by Tech. Sgt. Vanessa Valentine
1st Special Operations Wing Public Affairs
12/19/2012 - HURLBURT FIELD Fla. -- 1st Lt. Aaron S. Chamberlain, from the 319th Special Operations Squadron, recently surpassed 1,000 combat hours over 190 sorties, while deployed with his unit in Bagram, Afghanistan.
"Chamberlain is an exceptional officer and sets the example for others to follow," said Lt. Col. Patrick Daley, 319th SOS commander.
"Other U-28 aircrew has done this in the past, but it is a very rare occurrence for aviators, especially a lieutenant," said Daley "To put it in perspective, I also passed 1,000 combat hours this deployment, but after 17 years of service compared to Aaron's three years."
"Our heavy deployment cycle drives this type of performance and no one does it better than the 319th SOS and our sister squadron, the 34th SOS," said Daley.
The 319th SOS shares worldwide U-28 combat operations with the 34th SOS, completing the first-ever unit deployment for the 1st Special Operations Wing.
"It's our first reconstitution since we stood up and every four months we will be rotating out with the 34th SOS," said Daley.
"U-28 squadrons are the most deployed flying units on Hurlburt, Cannon, Mildenhall, and Kadena. We also fly about three times as many combat hours as the rest of the 1st Special Operations Wing combined," Daley added. "We have been deployed at this rate for the past six years continuously."
Chamberlain, a combat systems officer for the U-28 aircraft, whose actual flying hours add up to 1208.6, attributes this unusually high number to the unit's deployment tempo and his ability to get trained up quickly.
"We all have a lot of combat hours but I was lucky enough to deploy as soon as I got to the 319th and it's been non-stop ever since," Chamberlain said."I work with a group of great hard-working and dedicated men and women".
Capt. Catherine Brewer, a squadron executive officer, who also works with Chamberlain, said he's always working on something to help out the team.
He is incredibly smart and inquisitive, she explained.
"This past deployment, he figured out how to help other air assets with their systems by integrating our tactics with theirs, to form a smooth working relationship with them."
"He gets the job done and gets it done right the first time, which is essential in our line of work. He also has a great sense of humor and he's just an all-around stand-up guy," she said.
Chamberlain, who received his commission through ROTC at Embry Riddle Aeronautical University in Daytona Beach, Fla., graduated with a degree in Aerospace
Engineering. He said, his inspiration for joining the Air Force is credited to his grandfather, who served in the Army during World War II.

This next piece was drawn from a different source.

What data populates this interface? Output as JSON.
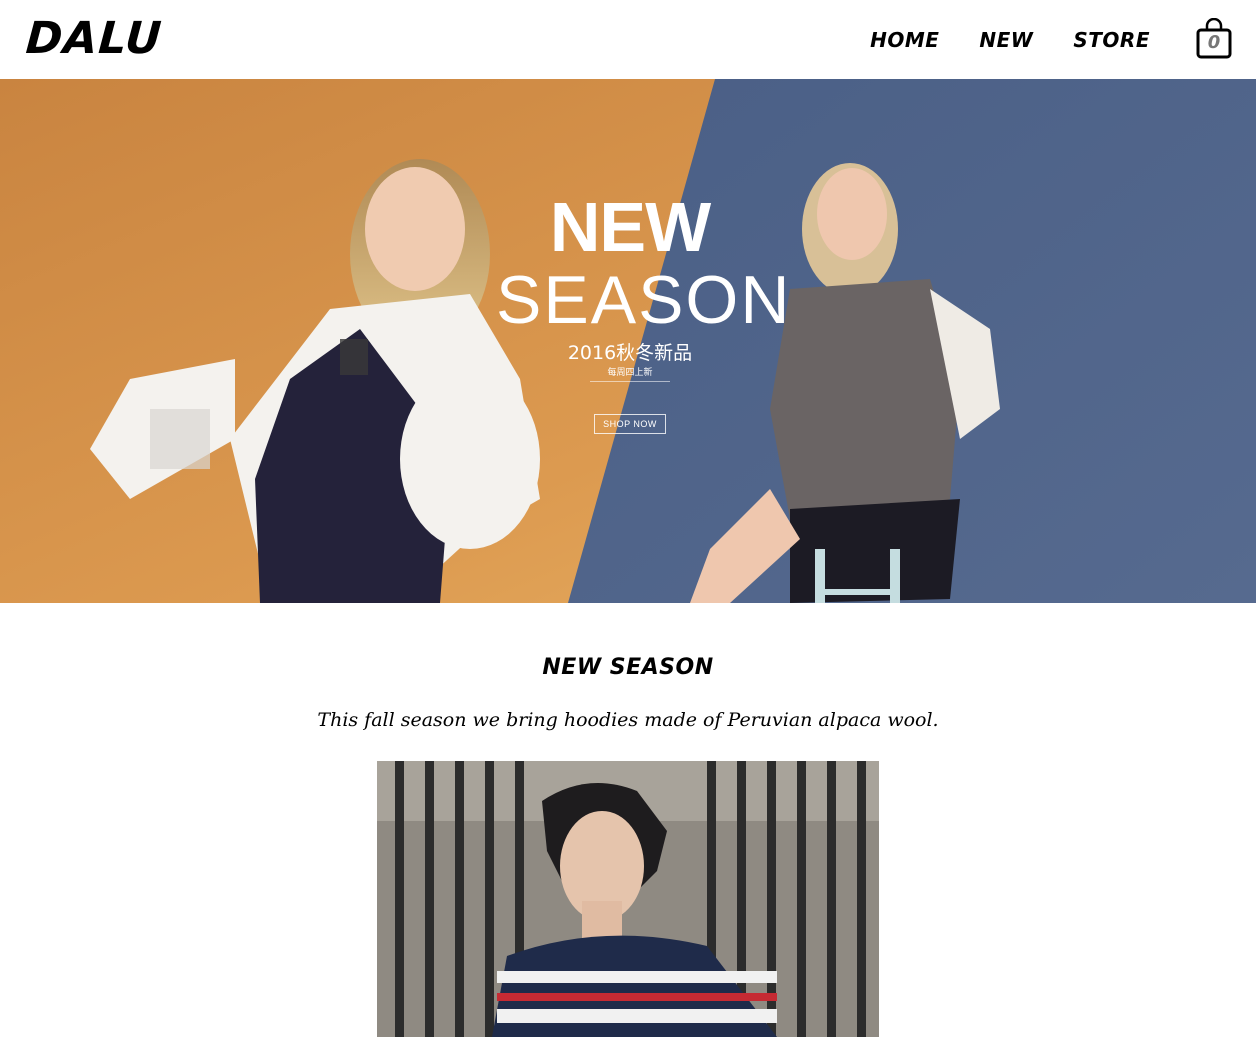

While in college, Chamberlain said he was fascinated with the clandestine aspect of the U-28 mission and wanted to be a part of it ever since.

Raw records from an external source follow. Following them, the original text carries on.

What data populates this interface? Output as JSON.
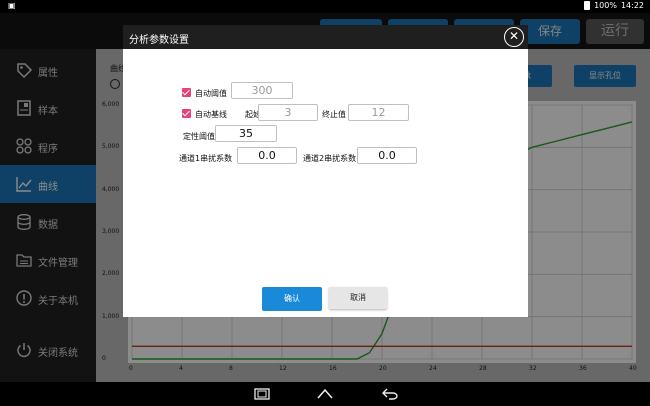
{
  "status_bar": {
    "battery": "100%",
    "time": "14:22"
  },
  "toolbar": {
    "save_label": "保存",
    "run_label": "运行"
  },
  "sidebar": {
    "items": [
      {
        "label": "属性",
        "icon": "tag-icon"
      },
      {
        "label": "样本",
        "icon": "sample-icon"
      },
      {
        "label": "程序",
        "icon": "program-icon"
      },
      {
        "label": "曲线",
        "icon": "chart-icon"
      },
      {
        "label": "数据",
        "icon": "database-icon"
      },
      {
        "label": "文件管理",
        "icon": "folder-icon"
      },
      {
        "label": "关于本机",
        "icon": "info-icon"
      },
      {
        "label": "关闭系统",
        "icon": "power-icon"
      }
    ],
    "active_index": 3
  },
  "main": {
    "header_label": "曲线",
    "params_button": "参数",
    "show_wells_button": "显示孔位"
  },
  "chart_data": {
    "type": "line",
    "title": "",
    "xlabel": "",
    "ylabel": "",
    "xlim": [
      0,
      40
    ],
    "ylim": [
      0,
      6000
    ],
    "x_ticks": [
      "0",
      "4",
      "8",
      "12",
      "16",
      "20",
      "24",
      "28",
      "32",
      "36",
      "40"
    ],
    "y_ticks": [
      "0",
      "1,000",
      "2,000",
      "3,000",
      "4,000",
      "5,000",
      "6,000"
    ],
    "grid": true,
    "series": [
      {
        "color": "#2aa02a",
        "x": [
          0,
          16,
          18,
          19,
          20,
          21,
          22,
          23,
          24,
          26,
          28,
          30,
          32,
          34,
          36,
          38,
          40
        ],
        "y": [
          0,
          0,
          0,
          150,
          600,
          1400,
          2300,
          3000,
          3500,
          4000,
          4400,
          4700,
          5000,
          5150,
          5300,
          5450,
          5600
        ]
      },
      {
        "color": "#c0392b",
        "x": [
          0,
          40
        ],
        "y": [
          300,
          300
        ]
      }
    ]
  },
  "dialog": {
    "title": "分析参数设置",
    "auto_threshold": {
      "label": "自动阈值",
      "checked": true,
      "value": "300"
    },
    "auto_baseline": {
      "label": "自动基线",
      "checked": true,
      "start_label": "起始值",
      "start_value": "3",
      "stop_label": "终止值",
      "stop_value": "12"
    },
    "qualitative_threshold": {
      "label": "定性阈值",
      "value": "35"
    },
    "ch1_crosstalk": {
      "label": "通道1串扰系数",
      "value": "0.0"
    },
    "ch2_crosstalk": {
      "label": "通道2串扰系数",
      "value": "0.0"
    },
    "confirm_label": "确认",
    "cancel_label": "取消"
  }
}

As a CSO, Chamberlain is responsible for one of two sensor systems within the U-28 manned aircraft, which provides enhanced tactical airborne intelligence, surveillance, and reconnaissance in support of special operations forces, Brewer explained.
"We provide the best intelligence available to ground troops and other air assets. It's a difficult and challenging job but Chamberlain excels at what he does," Brewer added.

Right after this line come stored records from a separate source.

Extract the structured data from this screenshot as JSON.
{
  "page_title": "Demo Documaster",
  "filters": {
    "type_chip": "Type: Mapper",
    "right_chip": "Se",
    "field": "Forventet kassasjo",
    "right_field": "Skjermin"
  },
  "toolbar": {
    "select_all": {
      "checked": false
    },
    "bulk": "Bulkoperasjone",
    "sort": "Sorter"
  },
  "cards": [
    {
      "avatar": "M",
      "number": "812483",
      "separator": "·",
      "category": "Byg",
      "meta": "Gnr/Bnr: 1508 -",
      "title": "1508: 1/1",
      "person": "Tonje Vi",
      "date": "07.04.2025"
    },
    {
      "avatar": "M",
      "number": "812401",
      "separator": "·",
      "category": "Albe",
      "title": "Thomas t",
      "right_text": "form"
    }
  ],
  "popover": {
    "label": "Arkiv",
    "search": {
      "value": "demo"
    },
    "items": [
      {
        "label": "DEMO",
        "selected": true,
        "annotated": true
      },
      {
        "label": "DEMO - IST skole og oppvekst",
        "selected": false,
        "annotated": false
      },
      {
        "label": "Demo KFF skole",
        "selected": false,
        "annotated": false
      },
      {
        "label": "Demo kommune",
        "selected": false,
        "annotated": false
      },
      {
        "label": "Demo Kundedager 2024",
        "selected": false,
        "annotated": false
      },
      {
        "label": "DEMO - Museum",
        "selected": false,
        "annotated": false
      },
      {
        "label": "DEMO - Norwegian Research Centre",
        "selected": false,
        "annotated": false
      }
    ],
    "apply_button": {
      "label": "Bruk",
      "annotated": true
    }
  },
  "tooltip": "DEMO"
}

According to Daley, the 319th has flown combat sorties continuously for nearly 2,000 days until a brief stand-down after a fatal accident in Djibouti, Africa earlier this year, when flying stopped for about 48 hours.
Chamberlain said, "down range, I know I'm supporting the guys with boots on the ground to get home safe. It's been a great experience so far, both the mission and people. I'm just glad to be a part of it all".